中国与拉美：山海不为远 [La distancia que nos une: reflexiones y vivencias entre China y América Latina]. Edited by Guo Cunhai & Lee Yun-tso. Beijing: China Pictorial Press, November 2016. This book bears witness to the success of the CECLA community of young scholars (mostly under 35) of China and Latin America. The volume offers ten highly personal experiences of lives that have learned to bridge the Pacific. The perspectives move beyond a Euro- (or US-)centric framing of our globalized world, and although the majority of the authors have a background in international relations, they steer the narrative away from the discussion of national interests and trade issues towards individual observations and lived knowledge. A glowing review of the book (in Chinese and Spanish) is available here: https://mp.weixin.qq.com/s/cE6HK4WNlXd8bxPAEsUR2Q.

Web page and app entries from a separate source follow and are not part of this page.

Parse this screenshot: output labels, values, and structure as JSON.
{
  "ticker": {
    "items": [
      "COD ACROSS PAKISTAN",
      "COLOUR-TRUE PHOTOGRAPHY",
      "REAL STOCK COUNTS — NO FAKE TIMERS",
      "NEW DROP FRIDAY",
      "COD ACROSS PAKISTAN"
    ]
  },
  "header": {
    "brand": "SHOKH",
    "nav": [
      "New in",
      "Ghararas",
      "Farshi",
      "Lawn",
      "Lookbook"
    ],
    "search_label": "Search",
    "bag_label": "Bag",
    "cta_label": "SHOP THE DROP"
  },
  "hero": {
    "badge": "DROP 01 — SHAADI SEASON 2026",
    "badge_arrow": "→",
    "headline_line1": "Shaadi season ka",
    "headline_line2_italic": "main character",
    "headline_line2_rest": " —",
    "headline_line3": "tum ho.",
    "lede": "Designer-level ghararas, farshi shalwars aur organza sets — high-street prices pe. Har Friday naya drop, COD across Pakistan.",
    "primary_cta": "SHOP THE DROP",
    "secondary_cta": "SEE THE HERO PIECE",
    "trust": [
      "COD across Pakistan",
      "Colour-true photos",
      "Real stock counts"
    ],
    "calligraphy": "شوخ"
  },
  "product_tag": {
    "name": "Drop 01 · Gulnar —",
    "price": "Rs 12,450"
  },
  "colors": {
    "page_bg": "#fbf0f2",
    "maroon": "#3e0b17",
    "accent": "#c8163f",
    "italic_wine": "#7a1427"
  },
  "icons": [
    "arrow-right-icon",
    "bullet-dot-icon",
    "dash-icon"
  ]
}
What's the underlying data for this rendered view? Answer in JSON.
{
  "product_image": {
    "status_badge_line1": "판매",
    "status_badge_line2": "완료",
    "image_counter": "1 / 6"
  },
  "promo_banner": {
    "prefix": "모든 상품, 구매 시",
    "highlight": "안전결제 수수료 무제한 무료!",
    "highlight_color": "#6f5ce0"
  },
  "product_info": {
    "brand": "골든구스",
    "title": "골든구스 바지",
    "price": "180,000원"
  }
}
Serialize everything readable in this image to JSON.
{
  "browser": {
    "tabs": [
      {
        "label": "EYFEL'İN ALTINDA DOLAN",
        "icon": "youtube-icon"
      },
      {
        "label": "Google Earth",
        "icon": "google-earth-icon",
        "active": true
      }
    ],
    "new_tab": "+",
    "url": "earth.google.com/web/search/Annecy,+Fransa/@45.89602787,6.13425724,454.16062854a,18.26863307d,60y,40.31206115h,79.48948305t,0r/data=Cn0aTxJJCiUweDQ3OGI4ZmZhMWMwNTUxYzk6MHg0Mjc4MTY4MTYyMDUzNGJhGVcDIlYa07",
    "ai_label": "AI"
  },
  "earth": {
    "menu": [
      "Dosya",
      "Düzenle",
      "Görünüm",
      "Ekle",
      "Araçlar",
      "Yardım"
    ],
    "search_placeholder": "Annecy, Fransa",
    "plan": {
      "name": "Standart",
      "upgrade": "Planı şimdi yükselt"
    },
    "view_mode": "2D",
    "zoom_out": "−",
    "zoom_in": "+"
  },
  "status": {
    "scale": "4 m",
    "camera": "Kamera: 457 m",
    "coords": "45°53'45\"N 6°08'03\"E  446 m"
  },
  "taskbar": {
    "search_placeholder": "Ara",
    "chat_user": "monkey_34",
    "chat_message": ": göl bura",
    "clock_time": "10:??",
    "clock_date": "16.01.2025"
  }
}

拉美左翼和社会主义理论思潮研究 [Research Trends on the Latin American Left and Socialist Theory]. Xu Shicheng (principal author and editor). Beijing: Social Sciences Press, May 2017. This volume offers a thorough study of the history of social movements and leftwing politics in Latin America from the 19th century to the present day. It addresses early developments and traces their European origins, speaks of the movements regionally, including their connections to Soviet and Chinese communism in the 1960s, and dedicates special chapters to the 1990 Sao Paolo Forum, to Brazil, Cuba, and the ALBA countries. The volume celebrates the rich diversity of socialism in the region and though the authors recognize that the Bolivarian movement has waned, they view the societies of Latin America as an important source of learning about the challenges and risks of socialist movements, and also as examples of the destructive impact of neoliberalism on social fabric and on development for the benefit of the majority.